A base to provide repair and overhaul facilities for carrierborne fighters was constructed by the 78th Naval Construction Battalion on Ponam island. As half of the area was swamp, coral was blasted and dredged from the sea and used as landfill. Another facility for carrierborne aircraft was built on Pityilu island by the 71st Naval Construction Battalion in May and June 1944, along with accommodation for 2,500 men. The eastern end of Pityilu island was cleared and a fleet recreation centre, which could accommodate up to 10,000 men at a time, was constructed.

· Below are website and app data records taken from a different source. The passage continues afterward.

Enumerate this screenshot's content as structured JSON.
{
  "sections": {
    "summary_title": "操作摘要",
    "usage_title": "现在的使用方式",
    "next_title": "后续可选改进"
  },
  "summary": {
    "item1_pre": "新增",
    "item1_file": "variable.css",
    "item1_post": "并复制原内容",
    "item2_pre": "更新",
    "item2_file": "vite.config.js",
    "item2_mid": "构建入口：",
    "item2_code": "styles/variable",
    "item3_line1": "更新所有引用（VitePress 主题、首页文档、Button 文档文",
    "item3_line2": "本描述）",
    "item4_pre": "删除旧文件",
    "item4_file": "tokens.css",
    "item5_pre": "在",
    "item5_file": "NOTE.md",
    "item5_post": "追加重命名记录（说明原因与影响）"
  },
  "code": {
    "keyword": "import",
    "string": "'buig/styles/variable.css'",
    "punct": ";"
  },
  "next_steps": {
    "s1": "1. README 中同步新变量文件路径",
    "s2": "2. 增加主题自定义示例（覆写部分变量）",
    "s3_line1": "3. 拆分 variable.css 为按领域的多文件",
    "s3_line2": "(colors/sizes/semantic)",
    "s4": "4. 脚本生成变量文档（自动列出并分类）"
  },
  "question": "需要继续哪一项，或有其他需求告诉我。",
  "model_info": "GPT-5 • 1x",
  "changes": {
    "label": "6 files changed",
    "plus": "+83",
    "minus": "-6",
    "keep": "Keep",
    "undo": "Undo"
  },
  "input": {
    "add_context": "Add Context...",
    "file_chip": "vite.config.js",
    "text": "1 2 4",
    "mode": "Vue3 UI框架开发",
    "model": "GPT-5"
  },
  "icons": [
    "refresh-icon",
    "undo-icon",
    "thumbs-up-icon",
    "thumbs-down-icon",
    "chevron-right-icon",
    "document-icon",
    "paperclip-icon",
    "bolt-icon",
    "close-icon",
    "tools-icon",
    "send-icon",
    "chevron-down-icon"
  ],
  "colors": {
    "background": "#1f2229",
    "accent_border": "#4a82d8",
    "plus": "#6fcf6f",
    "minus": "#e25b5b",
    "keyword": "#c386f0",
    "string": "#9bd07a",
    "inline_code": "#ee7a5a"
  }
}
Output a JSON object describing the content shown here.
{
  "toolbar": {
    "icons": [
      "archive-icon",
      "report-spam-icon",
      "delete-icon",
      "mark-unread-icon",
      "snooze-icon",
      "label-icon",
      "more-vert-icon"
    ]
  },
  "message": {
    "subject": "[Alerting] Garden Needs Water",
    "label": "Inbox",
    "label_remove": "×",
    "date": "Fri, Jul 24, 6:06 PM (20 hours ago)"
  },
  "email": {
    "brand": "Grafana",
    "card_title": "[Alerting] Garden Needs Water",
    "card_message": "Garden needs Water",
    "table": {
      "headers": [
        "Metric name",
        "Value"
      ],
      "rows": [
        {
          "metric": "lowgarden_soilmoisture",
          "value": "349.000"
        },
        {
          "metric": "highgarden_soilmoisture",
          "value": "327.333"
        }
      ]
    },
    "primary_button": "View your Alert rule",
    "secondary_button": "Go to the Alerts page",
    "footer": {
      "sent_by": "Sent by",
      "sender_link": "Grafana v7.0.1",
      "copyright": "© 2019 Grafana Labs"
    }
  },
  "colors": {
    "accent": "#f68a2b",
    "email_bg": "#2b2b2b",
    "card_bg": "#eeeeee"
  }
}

Construction of the naval base on Los Negros island was the responsibility of the 11th, 58th and 71st Battalions of the 2nd Naval Construction Regiment. Work included bulk storage at Papitalai for some 68,000 tons of fuel oil, 14,000 tons of distillate, 10,000 tons of aircraft fuel, and 30,000 tons of vehicle fuel, a 500-bed evacuation hospital, two wharves each able to accommodate Liberty ships, 24 warehouses, and 83 administration buildings in Quonset huts. At Lombrum Point, the ‘Seabee’ personnel built a seaplane repair base, a ship repair base, and a landing craft repair base. A 250-ton pontoon dry dock was provided for the servicing of landing craft.

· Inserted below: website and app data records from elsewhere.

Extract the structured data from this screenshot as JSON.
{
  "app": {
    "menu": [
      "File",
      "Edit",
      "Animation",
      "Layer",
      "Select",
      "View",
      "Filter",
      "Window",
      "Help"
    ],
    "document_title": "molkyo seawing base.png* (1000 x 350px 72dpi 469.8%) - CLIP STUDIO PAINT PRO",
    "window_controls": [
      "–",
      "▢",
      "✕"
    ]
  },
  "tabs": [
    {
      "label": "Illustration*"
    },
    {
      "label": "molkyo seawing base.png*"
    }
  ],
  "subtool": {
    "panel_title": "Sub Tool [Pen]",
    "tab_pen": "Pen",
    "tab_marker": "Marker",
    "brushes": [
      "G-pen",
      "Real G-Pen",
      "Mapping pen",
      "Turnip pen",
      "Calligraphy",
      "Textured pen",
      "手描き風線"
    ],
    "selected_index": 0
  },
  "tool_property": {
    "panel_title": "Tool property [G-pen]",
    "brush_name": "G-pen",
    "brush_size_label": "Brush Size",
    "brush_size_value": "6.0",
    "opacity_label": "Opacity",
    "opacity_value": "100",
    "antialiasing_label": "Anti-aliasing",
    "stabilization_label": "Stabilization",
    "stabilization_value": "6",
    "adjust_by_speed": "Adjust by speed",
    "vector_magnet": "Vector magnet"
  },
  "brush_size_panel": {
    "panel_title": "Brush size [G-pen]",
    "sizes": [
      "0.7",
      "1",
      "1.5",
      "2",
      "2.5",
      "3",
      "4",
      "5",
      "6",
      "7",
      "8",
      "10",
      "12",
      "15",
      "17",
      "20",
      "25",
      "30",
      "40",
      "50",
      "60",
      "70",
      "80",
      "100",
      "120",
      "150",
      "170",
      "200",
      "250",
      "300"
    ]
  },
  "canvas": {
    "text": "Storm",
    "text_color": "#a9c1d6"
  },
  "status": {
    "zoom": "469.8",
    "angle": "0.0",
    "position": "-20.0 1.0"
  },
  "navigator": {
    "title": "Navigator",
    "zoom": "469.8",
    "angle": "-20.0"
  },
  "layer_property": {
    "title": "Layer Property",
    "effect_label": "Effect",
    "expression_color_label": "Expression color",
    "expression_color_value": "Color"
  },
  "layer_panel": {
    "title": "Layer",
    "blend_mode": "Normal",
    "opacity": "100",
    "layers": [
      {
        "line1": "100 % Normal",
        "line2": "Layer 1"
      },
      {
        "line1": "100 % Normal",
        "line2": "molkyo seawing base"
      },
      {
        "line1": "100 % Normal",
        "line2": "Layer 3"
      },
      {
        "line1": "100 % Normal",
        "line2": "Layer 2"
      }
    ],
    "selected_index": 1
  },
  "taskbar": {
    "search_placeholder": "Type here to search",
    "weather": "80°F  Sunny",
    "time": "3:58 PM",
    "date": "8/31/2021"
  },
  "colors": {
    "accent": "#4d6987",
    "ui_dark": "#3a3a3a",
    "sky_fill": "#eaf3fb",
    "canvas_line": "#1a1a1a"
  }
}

The development of facilities on Manus island was the responsibility of the 35th, 44th and 57th Battalions of the 5th Naval Construction Regiment, which arrived in mid-April. These units erected or created 128 storage buildings, 50 680-cu ft (19.26-m³) refrigerators, and a water system to supply 4 million US gal (15.1416 million litres) per day. Two sub-systems were developed, one using streams in the Lombrum area to supplied 2.7 million US gal (10,221 million litres) per day, and another for outlying areas using wells to produce 850,000 US gal (3.2176 litres) per day. The system included water treatment plants, reservoirs, and pipes. All construction work had been completed by April 1945, and the base remaining in use until the end of World War II.
In his final report on the campaign, Krueger reported that 3,280 Japanese dead had been counted and 75 had been captured. Perhaps 1,100 more were missing. The US casualties were 326 killed, 1,189 wounded, and four missing. Some 1,625 Americans had been evacuated for all causes, including wounds and illness. One Australian had been wounded. The ANGAU reported one native had been killed and one wounded in action, three killed by the Japanese, and 20 accidentally killed and 34 wounded by air, artillery and naval bombardment.
In overall terms, the importance of the Admiralty islands group to the Allied cause was enormous. Their capture saved more lives than it cost by obviating the need to capture Truk, Kavieng, Rabaul and Hansa Bay, in the process speeding the Allied advance by several months. As an airbase, the value of the Admiralty islands group was great, for aircraft based on the islands could range over Truk, Wewak and beyond. As a naval base, the island group’s value was still greater as it allowed the creation of a fleet anchorage with major facilities.
For the Japanese, the loss of the Admiralty islands group meant the loss of their outpost line in the south-eastern sector of their defensive perimeter. The Imperial General Headquarters now ordered the preparation of a new defensive line in western New Guinea. The Admiralty islands operation also indicated the Allies were becoming more ambitious and might bypass Hansa Bay. Accordingly, the 18th Army in New Guinea was also ordered to prepare the defence of Aitape and Wewak.